As President of the organization, I have been trying hard to come up with a structured and sustainable development program. But due to our limited resources, I was at a complete loss as to where to even begin.
Then on January 6th and 7th, I took 2 courses that were life-changing. The courses, specifically, were The Annual Appeal (taught by Ruthellen Rubin), and Online & Mobile Fundraising (taught by Liz Ngonzi). Wow. I was amazed by how well laid-out and informative the courses were. The material presented was so useful in helping us take our nonprofit management to the next level! Never have I been in a class where I managed to stay alert during the entire day, from 9:00 - 5:00!

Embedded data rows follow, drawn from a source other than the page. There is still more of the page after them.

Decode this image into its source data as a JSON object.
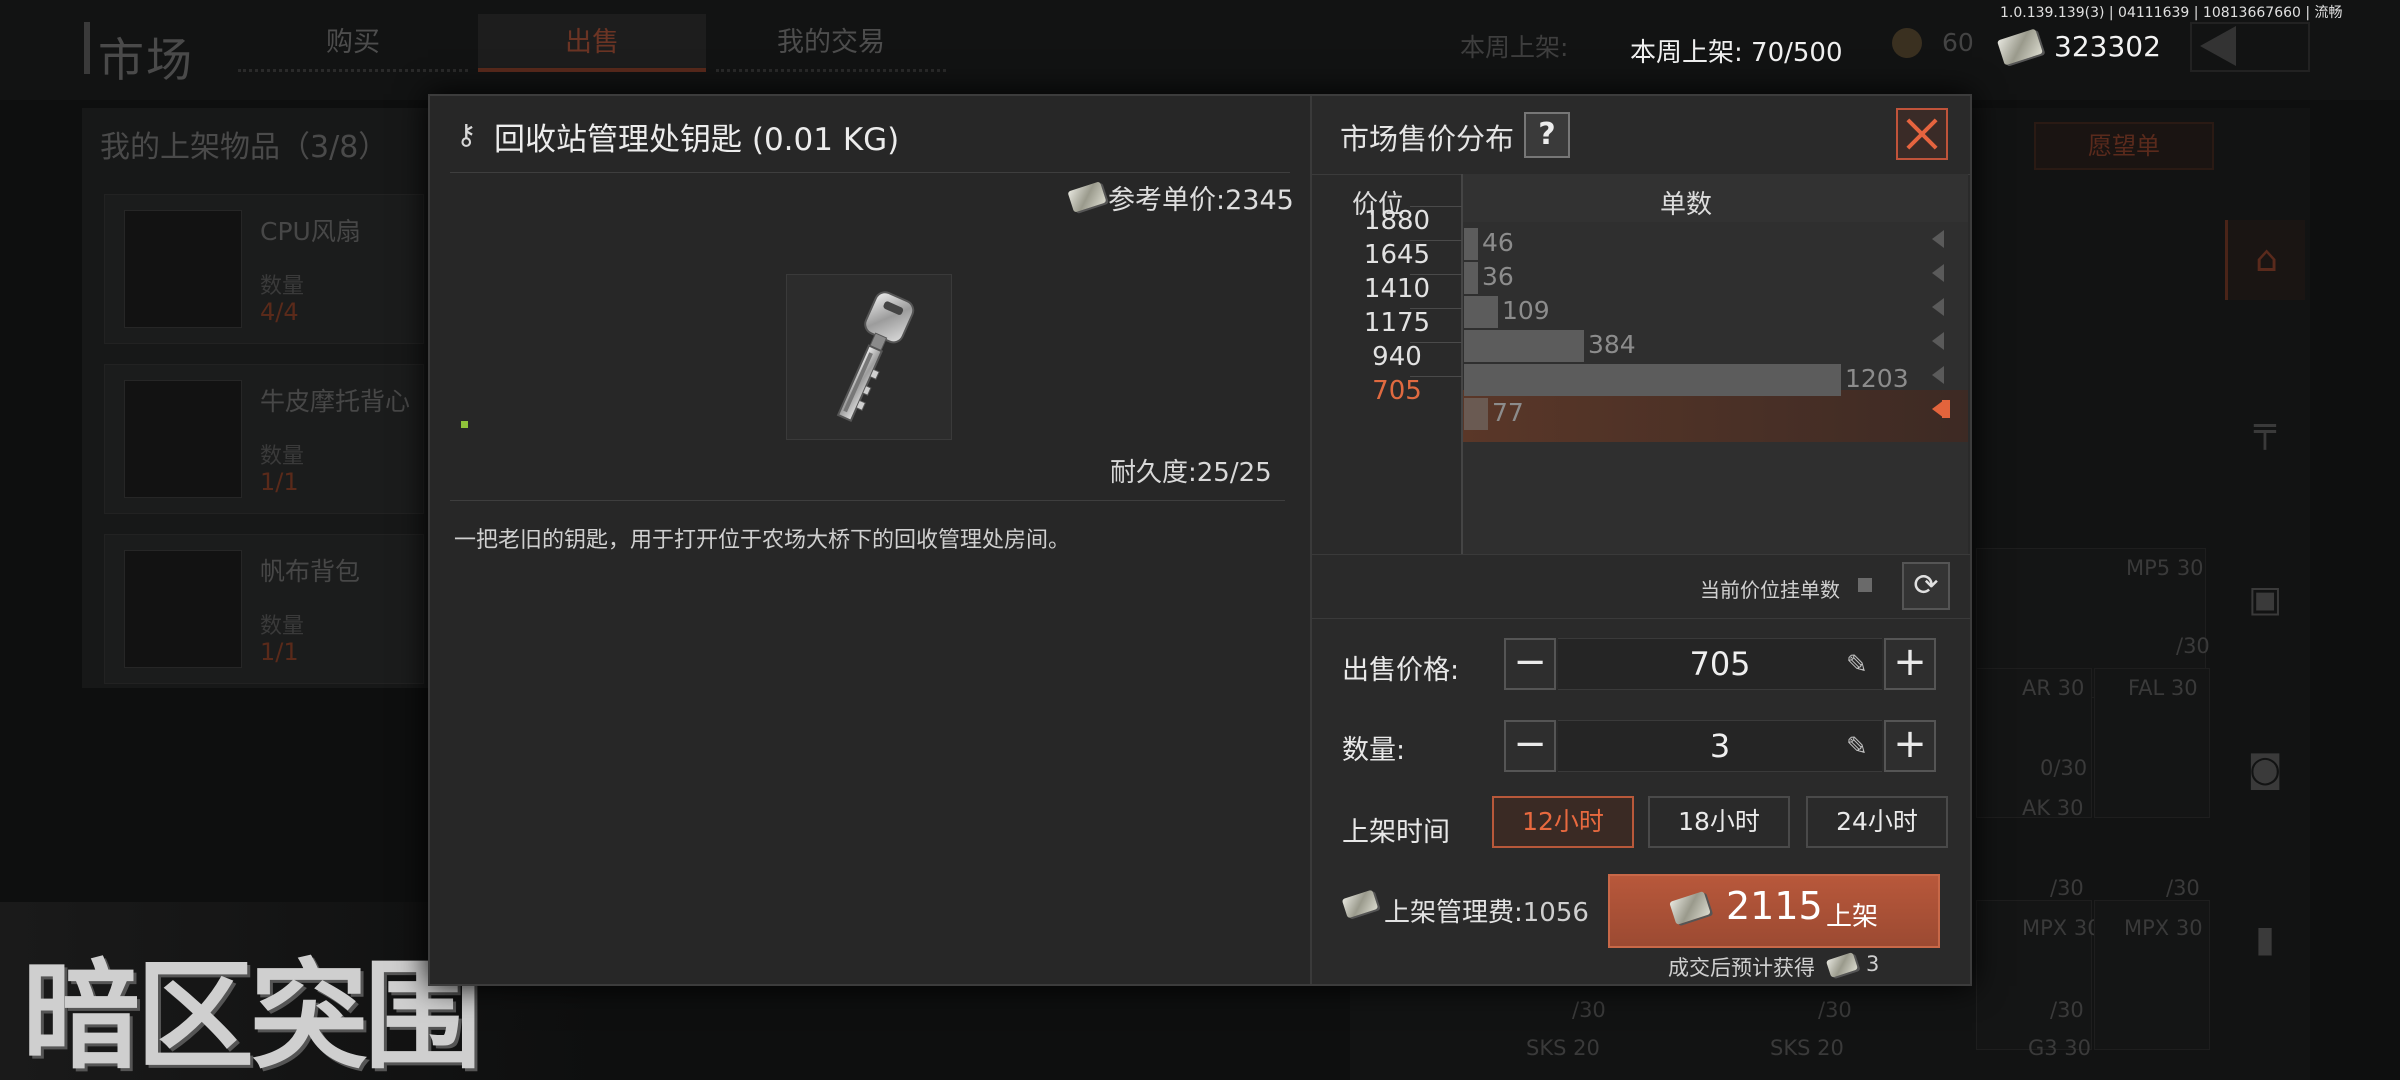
{
  "version": "1.0.139.139(3) | 04111639 | 10813667660 | 流畅",
  "header": {
    "title": "市场",
    "tabs": [
      {
        "label": "购买",
        "active": false
      },
      {
        "label": "出售",
        "active": true
      },
      {
        "label": "我的交易",
        "active": false
      }
    ],
    "weekly_listing_label": "本周上架:",
    "weekly_listing_value": "70/500",
    "coin_value": "60",
    "money_value": "323302"
  },
  "my_listings": {
    "title": "我的上架物品（3/8）",
    "qty_label": "数量",
    "items": [
      {
        "name": "CPU风扇",
        "qty": "4/4"
      },
      {
        "name": "牛皮摩托背心",
        "qty": "1/1"
      },
      {
        "name": "帆布背包",
        "qty": "1/1"
      }
    ]
  },
  "right_panel": {
    "wishlist_label": "愿望单",
    "grid_labels": [
      "MP5 30",
      "AR 30",
      "FAL 30",
      "AK 30",
      "MPX 30",
      "MPX 30",
      "SKS 20",
      "SKS 20",
      "G3 30"
    ],
    "grid_counts": [
      "/30",
      "0/30",
      "/30",
      "/30",
      "/30",
      "/30",
      "/30"
    ]
  },
  "logo_text": "暗区突围",
  "item": {
    "title": "回收站管理处钥匙 (0.01 KG)",
    "ref_price_label": "参考单价:",
    "ref_price": "2345",
    "durability_label": "耐久度:",
    "durability": "25/25",
    "description": "一把老旧的钥匙，用于打开位于农场大桥下的回收管理处房间。"
  },
  "distribution": {
    "title": "市场售价分布",
    "help_label": "?",
    "col_price": "价位",
    "col_count": "单数",
    "current_price_count_label": "当前价位挂单数"
  },
  "chart_data": {
    "type": "bar",
    "orientation": "horizontal",
    "title": "市场售价分布",
    "xlabel": "单数",
    "ylabel": "价位",
    "categories": [
      "1880",
      "1645",
      "1410",
      "1175",
      "940",
      "705"
    ],
    "values": [
      46,
      36,
      109,
      384,
      1203,
      77
    ],
    "highlight_category": "705",
    "xlim": [
      0,
      1500
    ],
    "colors": {
      "bar": "#5c5c5c",
      "highlight": "#e3643c"
    }
  },
  "sell_form": {
    "price_label": "出售价格:",
    "price_value": "705",
    "qty_label": "数量:",
    "qty_value": "3",
    "duration_label": "上架时间",
    "durations": [
      {
        "label": "12小时",
        "active": true
      },
      {
        "label": "18小时",
        "active": false
      },
      {
        "label": "24小时",
        "active": false
      }
    ],
    "fee_label": "上架管理费:",
    "fee_value": "1056",
    "list_total": "2115",
    "list_button_label": "上架",
    "expected_label": "成交后预计获得",
    "expected_value": "3"
  },
  "colors": {
    "accent": "#e3643c",
    "button": "#a9523a",
    "panel": "#2a2a2a"
  },
  "icons": {
    "close": "close-icon",
    "help": "help-icon",
    "refresh": "refresh-icon",
    "minus": "minus-icon",
    "plus": "plus-icon",
    "pencil": "pencil-icon",
    "money": "money-icon",
    "key": "key-icon"
  }
}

After class concluded on January 7th, I went through all my class notes and did some research of my own. I then prepared a plan, which I submitted to our Founder, Dr. Steve Isenberg, the same night. In my plan, I outlined some basic infrastructure that our organization needs to put in place immediately. Not only did Dr. Steve love the ideas, but he submitted them right away to a foundation, who has agreed to fund the implementation of these ideas! There is so much excitement amongst the leadership team at the moment. We are thrilled to finally have some direction with regard to national fundraising.
It is impressive how these 2 courses have had such a huge impact on our organization. To give you some perspective, M4M has 75 chapters within the US, Canada, Japan, and at the Air Force Base in Osan, Korea. So we are hardly a small organization.
I feel so grateful to have taken these courses. Ruthellen and Liz are amazing teachers. They educate AND inspire their students! Thank you Heyman Center for giving nonprofit professionals the opportunity to learn from the best!
Opportunities for professional development abound. In the month of March, I invite you to join me on the 7th in New York City for a brand new class on harnessing the power of the donor database. From March 13-15, I hope you can join the coolest people in the nonprofit sector at my favorite annual conference, the 2014 NTC in Washington, DC.
Add a Comment
Print this Page
Send To A Friend
Who's the boss?
Learning from One Another
Learn to Love your Donor Database
Making Our World Better
It Takes a Classroom to Change the World
It's mid December...do you know what your major donors are doing?
Is Your Annual Appeal Letter in the Mail?
The Story in the Annual Appeal
The Inside Buzz on #GivingTuesday
Archive By Date
- December (3)